Did you know that intimate partner violence can directly impact a woman’s reproductive and sexual health — increasing risk for unintended pregnancies and abortions, miscarriage and HIV/AIDS infection?
With nearly one in three women at risk for abuse in her lifetime, domestic violence is more common than preeclamplsia and hypertension — both commonly addressed during pregnancy. Yet women are rarely asked about their experience with abuse or given information about the links between violence and their health.
Futures Without Violence is working to transform reproductive health care and improve responses to women facing abuse through its tools and programs:
- Addressing Intimate Partner Violence, Reproductive and Sexual Coercion: A Guide for Obstetric, Gynecologic and Reproductive Health Care Settings
- ACOG Committee Opinion on Intimate Partner Violence
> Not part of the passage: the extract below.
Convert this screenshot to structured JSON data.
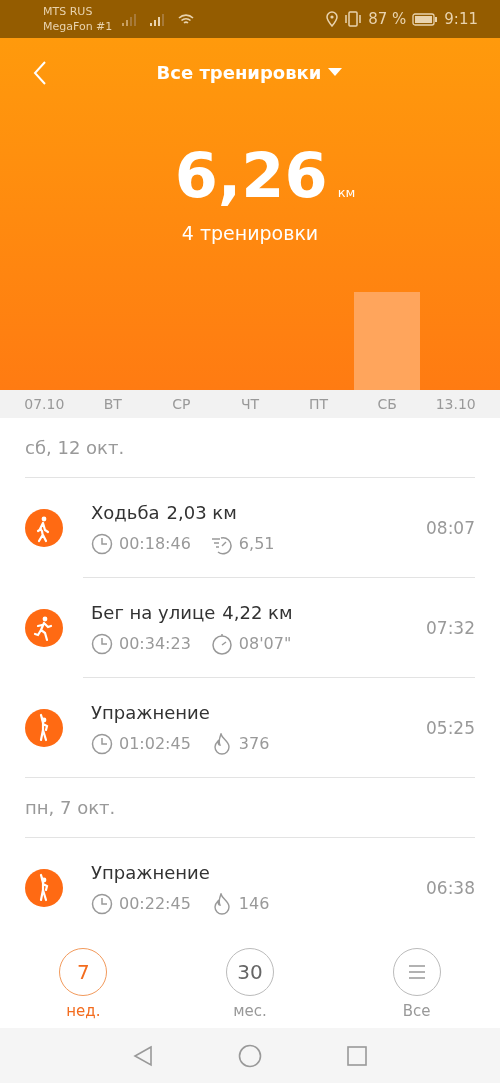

- ACOG Committee Opinion on Reproductive and Sexual Coercion
- Making the Connection: Intimate Partner Violence and Public Health, an evidence-based PowerPoint training tool distills the most recent data and promising practices on the health impact of violence.
- Clinical and patient education tools: pregnancy wheel for providers, reproductive health safety cards, and reproductive health safety cards specifically for American Indian/Alaskan Native women.
- Read The Facts about Reproductive Health and Violence Against Women
- Read The Facts on Adolescent Pregnancy, Reproductive Risk and Exposure to Dating and Family Violence
- Teach your patients about the impact violence has on their pregnancy and health: Safe Pregnancy
- Project Connect: A Coordinated Public Health Initiative to Prevent Violence against Women
- Research Study Addressing Reproductive Coercion, released in the January, 2011 issue of Contraception sheds light on the form of abuse in which men use coercion and birth control sabotage to cause their partners to become pregnant against their wills.
- American College of Obstetricians and Gynecologists Tell OB-GYNs to look for Reproductive Coercion
This video depicts an interaction between a healthcare provider and a patient about a positive pregnancy test, including options counseling and assessment for possible partner retaliation.